Our Threatened Freedom

Done Any Nagging Lately? (02:55)

R.J. Rushdoony


R.J. Rushdoony: 00:01 Done any nagging, lately? This is R.J. Rushdoony with a report on our threatened freedom. One of the things which delights me is the study of words and their origins. One such interesting word is nag. As in, my wife or my husband nags me.

R.J. Rushdoony: 00:19 The word comes from Scandinavia and it means to gnaw, bite or burl. It has an interesting history. In the middle ages, and in many areas still, thatched roofs were commonplace. A roof could be a combination of boards, dirt and straw. Such a roof became an easy nesting place for rats, as did the walls also. In fact we know now that the plague was transmitted by means of these rats. And people who lived in such housing were most susceptible to plague, whereas those who lived in stone houses contracted it less often.

R.J. Rushdoony: 00:59 At any rate, people who lived in simple housing had an unwelcome sound all night long. The rats gnawing away at their roofs and walls. The sound was irritating, unpleasant and continual. It could not be turned off. As a result, people began to use the word nag also for any talk that could not be turned off. Like a wife’s complaint or demands, or her husband’s criticisms. Solomon said it is better to live in the wilderness that with a contentious and angry woman. And with all the women he had, Solomon was an expert on nagging.

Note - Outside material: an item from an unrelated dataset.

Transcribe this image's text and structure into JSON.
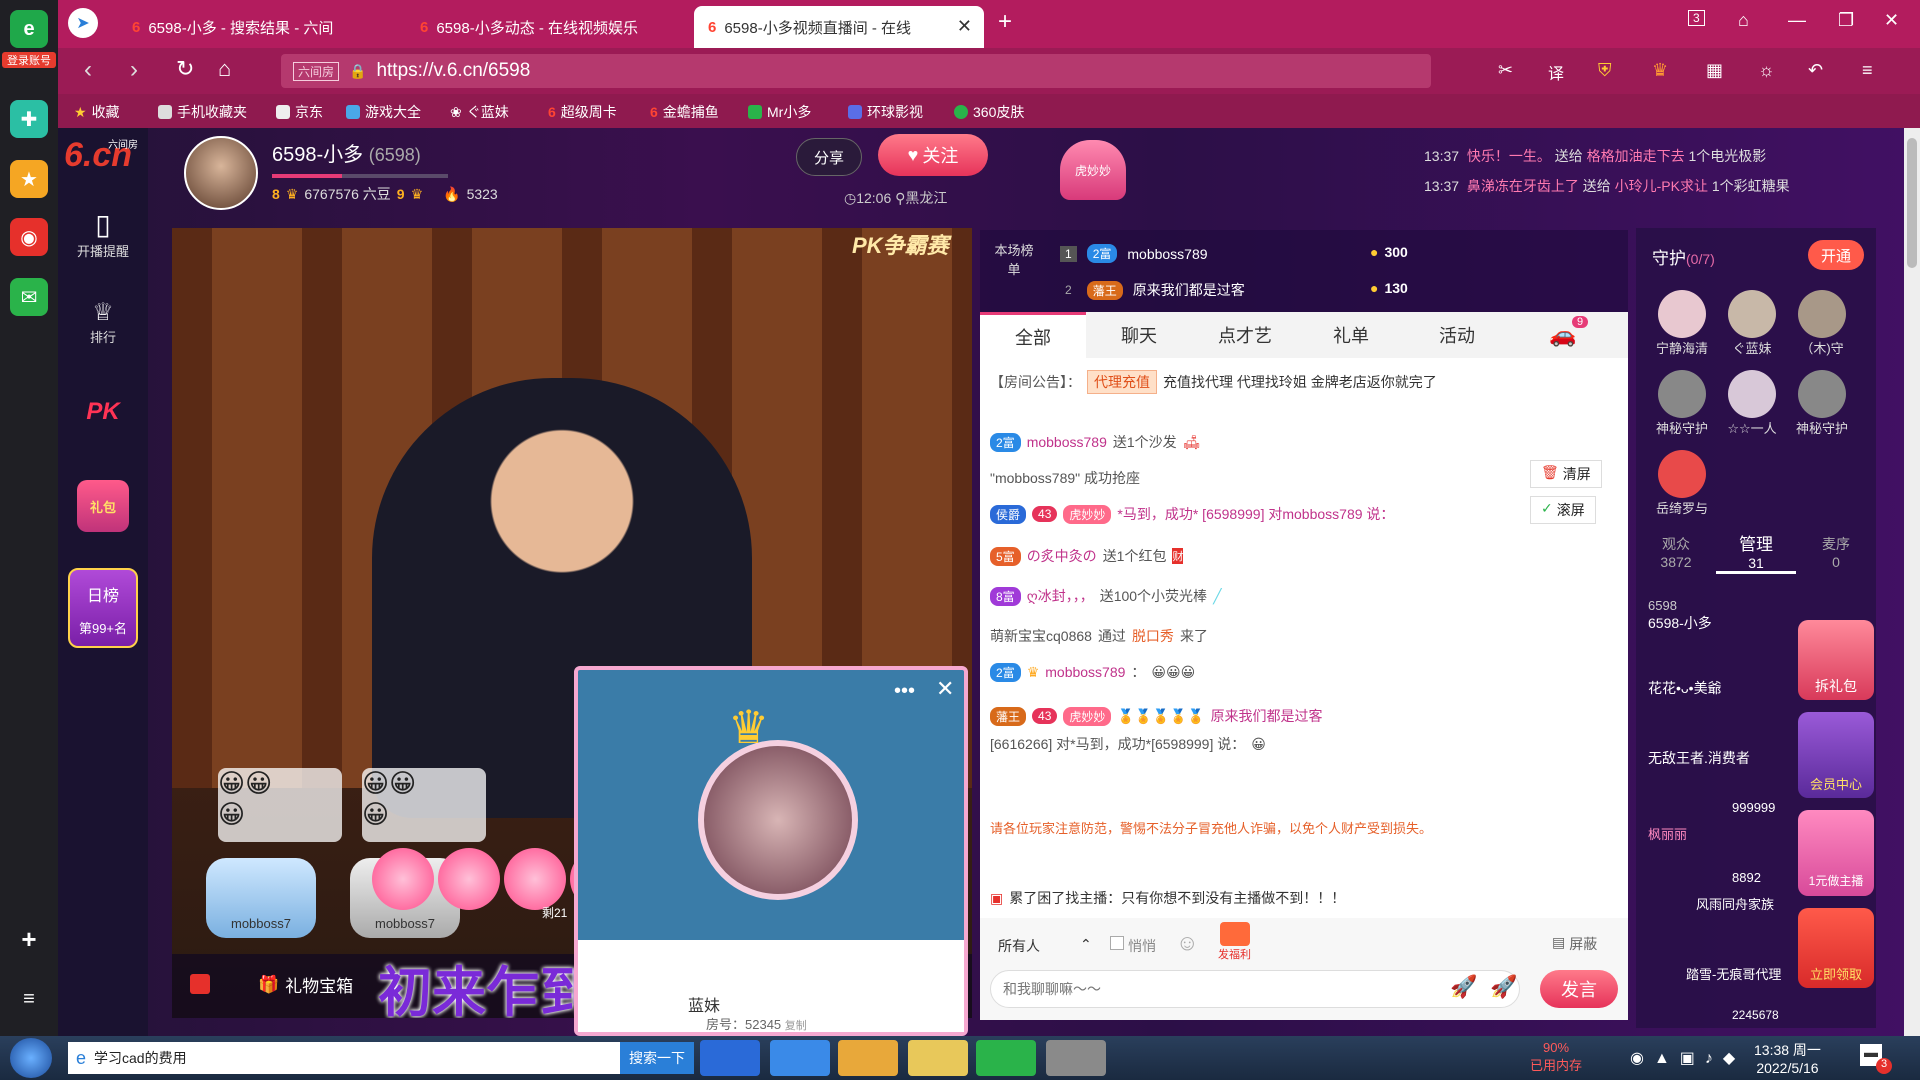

R.J. Rushdoony: 01:43 However, it would be unfair to say that all nagging is bad. Sometimes we need nagging to get to work that needs to be done. Samuel Adams nagged Colonial Americans with his message of freedom until we became a free people. In fact, effective politics involves the art of nagging. Nothing has ever succeeded in Politics on the first try. What has always been required is a dedicated and persistent group that nags at the powers that be until they wake up to the issue.

R.J. Rushdoony: 02:22 Our problem is that most of us have left this political nagging to others, and then we complain about the results. It is time we all started nagging our state and federal representatives. Courteously of course, but persistently. We need to tell them that this country is long overdue for a new birth of freedom. Freedom is worth fighting for, and also worth nagging and voting for.

R.J. Rushdoony: 02:51 This has been R.J. Rushdoony, with a report on our threatened freedom.

Rev. R.J. Rushdoony (1916–2001), was a leading theologian, church/state expert, and author of numerous works on the application of Biblical law to society. He started the Chalcedon Foundation in 1965.  His Institutes of Biblical Law (1973) began the contemporary theonomy movement which posits the validity of Biblical law as God’s standard of obedience for all. He therefore saw God’s law as the basis of the modern Christian response to the cultural decline, one he attributed to the church’s false view of God’s law being opposed to His grace. This broad Christian response he described as “Christian Reconstruction.”  He is credited with igniting the modern Christian school and homeschooling movements in the mid to late 20th century. He also traveled extensively lecturing and serving as an expert witness in numerous court cases regarding religious liberty. Many ministry and educational efforts that continue today, took their philosophical and Biblical roots from his lectures and books.

Learn more about R.J. Rushdoony by visiting: https://chalcedon.edu/founder